> _Task details_: Search the listing below for the string "trash" and copy every line where it occurs.

> _Records supplied_:

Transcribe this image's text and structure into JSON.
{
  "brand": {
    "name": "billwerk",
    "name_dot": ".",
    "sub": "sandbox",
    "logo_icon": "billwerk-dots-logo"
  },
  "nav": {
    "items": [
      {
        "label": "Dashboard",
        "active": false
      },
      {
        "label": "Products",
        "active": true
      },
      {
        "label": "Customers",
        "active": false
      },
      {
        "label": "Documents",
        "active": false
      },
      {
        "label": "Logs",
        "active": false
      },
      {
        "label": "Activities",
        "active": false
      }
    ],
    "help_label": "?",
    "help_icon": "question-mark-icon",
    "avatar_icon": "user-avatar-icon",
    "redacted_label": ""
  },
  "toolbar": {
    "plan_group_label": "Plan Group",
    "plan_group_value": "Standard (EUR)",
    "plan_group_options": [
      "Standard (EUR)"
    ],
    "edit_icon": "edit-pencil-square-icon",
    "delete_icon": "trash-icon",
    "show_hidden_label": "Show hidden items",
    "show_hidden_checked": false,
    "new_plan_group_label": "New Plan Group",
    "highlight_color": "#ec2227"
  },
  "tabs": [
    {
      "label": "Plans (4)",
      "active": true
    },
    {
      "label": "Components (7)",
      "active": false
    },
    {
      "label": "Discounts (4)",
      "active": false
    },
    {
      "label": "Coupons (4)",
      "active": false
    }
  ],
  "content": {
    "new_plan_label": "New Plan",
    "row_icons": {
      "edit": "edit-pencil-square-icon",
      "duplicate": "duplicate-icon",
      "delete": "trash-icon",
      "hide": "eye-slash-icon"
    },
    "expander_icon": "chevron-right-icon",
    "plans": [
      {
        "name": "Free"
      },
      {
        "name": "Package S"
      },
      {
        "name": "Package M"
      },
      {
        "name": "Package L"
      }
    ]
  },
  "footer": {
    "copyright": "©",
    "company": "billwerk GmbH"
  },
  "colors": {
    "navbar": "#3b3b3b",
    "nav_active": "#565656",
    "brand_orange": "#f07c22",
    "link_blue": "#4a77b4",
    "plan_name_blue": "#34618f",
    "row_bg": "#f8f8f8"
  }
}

> _Exercise answer_:
    "delete_icon": "trash-icon",
      "delete": "trash-icon",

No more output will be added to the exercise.